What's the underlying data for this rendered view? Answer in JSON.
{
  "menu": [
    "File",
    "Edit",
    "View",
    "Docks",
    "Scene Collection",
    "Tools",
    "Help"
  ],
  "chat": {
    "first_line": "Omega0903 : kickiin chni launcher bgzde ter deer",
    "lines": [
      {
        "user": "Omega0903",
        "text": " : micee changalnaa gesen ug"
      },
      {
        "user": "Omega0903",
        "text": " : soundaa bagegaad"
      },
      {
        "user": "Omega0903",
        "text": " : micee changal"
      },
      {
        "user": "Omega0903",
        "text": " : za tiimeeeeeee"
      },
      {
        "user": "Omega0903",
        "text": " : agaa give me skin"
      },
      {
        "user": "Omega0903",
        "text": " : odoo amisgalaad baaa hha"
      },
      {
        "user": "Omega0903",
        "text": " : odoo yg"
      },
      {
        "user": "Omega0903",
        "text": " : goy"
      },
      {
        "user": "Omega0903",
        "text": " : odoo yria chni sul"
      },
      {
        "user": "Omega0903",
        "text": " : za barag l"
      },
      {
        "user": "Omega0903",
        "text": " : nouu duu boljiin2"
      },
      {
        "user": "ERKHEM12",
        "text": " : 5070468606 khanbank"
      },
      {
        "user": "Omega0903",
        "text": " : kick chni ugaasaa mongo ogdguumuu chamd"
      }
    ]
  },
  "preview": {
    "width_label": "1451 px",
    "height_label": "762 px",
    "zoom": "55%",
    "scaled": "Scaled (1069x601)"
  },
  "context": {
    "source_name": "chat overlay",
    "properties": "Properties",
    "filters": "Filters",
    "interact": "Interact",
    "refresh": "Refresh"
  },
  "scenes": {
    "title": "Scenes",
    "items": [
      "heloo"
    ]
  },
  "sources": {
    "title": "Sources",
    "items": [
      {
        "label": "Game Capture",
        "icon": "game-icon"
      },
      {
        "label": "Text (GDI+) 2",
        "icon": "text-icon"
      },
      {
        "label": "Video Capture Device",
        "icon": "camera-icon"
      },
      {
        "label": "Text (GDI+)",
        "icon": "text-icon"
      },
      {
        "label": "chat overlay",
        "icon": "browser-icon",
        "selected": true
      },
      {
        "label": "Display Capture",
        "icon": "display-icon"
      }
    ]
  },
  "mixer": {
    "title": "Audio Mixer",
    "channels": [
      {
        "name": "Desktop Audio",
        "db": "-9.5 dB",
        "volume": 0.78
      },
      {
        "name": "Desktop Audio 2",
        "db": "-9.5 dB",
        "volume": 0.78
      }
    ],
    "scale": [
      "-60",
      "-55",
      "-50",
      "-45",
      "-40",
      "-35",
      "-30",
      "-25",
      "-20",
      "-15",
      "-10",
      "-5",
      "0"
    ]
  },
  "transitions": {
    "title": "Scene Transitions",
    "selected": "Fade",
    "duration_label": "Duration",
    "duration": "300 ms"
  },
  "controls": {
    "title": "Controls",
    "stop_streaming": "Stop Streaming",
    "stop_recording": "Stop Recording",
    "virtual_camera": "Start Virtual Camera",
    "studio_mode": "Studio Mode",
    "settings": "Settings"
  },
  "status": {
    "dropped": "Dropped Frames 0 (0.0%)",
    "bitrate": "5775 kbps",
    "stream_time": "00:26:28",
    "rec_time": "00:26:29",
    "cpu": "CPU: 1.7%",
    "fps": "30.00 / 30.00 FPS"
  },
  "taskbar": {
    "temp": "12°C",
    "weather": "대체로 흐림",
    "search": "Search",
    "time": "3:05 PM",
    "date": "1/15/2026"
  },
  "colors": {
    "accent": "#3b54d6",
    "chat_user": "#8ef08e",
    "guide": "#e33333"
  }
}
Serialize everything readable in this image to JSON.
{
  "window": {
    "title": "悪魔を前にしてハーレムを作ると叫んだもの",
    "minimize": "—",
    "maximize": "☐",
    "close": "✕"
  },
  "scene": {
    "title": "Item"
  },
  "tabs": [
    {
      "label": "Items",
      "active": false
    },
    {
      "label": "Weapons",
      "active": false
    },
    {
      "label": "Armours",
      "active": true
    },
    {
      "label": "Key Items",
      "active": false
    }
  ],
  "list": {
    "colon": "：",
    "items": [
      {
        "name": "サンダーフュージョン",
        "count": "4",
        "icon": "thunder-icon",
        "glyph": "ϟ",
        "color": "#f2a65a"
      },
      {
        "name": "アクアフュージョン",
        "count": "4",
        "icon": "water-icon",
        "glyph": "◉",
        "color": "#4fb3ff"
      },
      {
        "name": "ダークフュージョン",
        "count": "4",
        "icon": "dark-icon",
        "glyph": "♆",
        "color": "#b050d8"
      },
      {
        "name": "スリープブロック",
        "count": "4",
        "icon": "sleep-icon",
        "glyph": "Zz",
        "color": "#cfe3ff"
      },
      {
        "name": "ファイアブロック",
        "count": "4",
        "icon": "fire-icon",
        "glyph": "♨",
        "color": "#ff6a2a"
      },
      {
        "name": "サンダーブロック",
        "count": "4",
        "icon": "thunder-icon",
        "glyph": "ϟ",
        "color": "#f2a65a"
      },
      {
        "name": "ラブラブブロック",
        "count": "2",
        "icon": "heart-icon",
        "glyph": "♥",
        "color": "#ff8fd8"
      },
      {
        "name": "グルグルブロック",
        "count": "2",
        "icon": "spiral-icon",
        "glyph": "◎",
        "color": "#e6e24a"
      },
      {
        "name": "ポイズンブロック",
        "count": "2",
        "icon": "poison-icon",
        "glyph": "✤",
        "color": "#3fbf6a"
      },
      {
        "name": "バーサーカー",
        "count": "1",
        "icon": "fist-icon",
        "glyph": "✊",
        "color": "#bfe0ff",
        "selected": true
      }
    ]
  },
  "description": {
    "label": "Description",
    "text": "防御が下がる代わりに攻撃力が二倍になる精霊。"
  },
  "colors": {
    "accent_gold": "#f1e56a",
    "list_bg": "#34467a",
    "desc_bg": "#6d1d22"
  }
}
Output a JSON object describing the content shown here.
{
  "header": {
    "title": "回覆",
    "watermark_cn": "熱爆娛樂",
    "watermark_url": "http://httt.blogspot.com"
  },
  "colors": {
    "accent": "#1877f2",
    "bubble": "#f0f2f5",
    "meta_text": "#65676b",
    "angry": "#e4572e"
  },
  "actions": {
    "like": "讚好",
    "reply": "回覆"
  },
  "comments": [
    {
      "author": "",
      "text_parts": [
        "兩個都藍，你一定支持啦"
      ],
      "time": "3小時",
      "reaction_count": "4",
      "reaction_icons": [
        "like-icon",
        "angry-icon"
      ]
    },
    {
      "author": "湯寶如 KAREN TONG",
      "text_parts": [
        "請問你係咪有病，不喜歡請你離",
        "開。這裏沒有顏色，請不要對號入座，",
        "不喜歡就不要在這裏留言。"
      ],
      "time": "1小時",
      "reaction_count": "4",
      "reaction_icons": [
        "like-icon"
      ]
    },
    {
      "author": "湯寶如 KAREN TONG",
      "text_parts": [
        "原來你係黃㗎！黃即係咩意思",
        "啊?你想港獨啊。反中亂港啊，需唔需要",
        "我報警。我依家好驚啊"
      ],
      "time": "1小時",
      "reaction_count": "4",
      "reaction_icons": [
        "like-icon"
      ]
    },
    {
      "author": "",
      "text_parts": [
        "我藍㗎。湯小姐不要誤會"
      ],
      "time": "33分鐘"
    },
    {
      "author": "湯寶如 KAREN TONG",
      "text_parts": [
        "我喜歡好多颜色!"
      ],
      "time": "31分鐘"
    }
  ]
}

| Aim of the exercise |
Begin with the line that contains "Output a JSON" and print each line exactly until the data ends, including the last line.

| Finished exercise |
Output a JSON object describing the content shown here.
{
  "header": {
    "title": "回覆",
    "watermark_cn": "熱爆娛樂",
    "watermark_url": "http://httt.blogspot.com"
  },
  "colors": {
    "accent": "#1877f2",
    "bubble": "#f0f2f5",
    "meta_text": "#65676b",
    "angry": "#e4572e"
  },
  "actions": {
    "like": "讚好",
    "reply": "回覆"
  },
  "comments": [
    {
      "author": "",
      "text_parts": [
        "兩個都藍，你一定支持啦"
      ],
      "time": "3小時",
      "reaction_count": "4",
      "reaction_icons": [
        "like-icon",
        "angry-icon"
      ]
    },
    {
      "author": "湯寶如 KAREN TONG",
      "text_parts": [
        "請問你係咪有病，不喜歡請你離",
        "開。這裏沒有顏色，請不要對號入座，",
        "不喜歡就不要在這裏留言。"
      ],
      "time": "1小時",
      "reaction_count": "4",
      "reaction_icons": [
        "like-icon"
      ]
    },
    {
      "author": "湯寶如 KAREN TONG",
      "text_parts": [
        "原來你係黃㗎！黃即係咩意思",
        "啊?你想港獨啊。反中亂港啊，需唔需要",
        "我報警。我依家好驚啊"
      ],
      "time": "1小時",
      "reaction_count": "4",
      "reaction_icons": [
        "like-icon"
      ]
    },
    {
      "author": "",
      "text_parts": [
        "我藍㗎。湯小姐不要誤會"
      ],
      "time": "33分鐘"
    },
    {
      "author": "湯寶如 KAREN TONG",
      "text_parts": [
        "我喜歡好多颜色!"
      ],
      "time": "31分鐘"
    }
  ]
}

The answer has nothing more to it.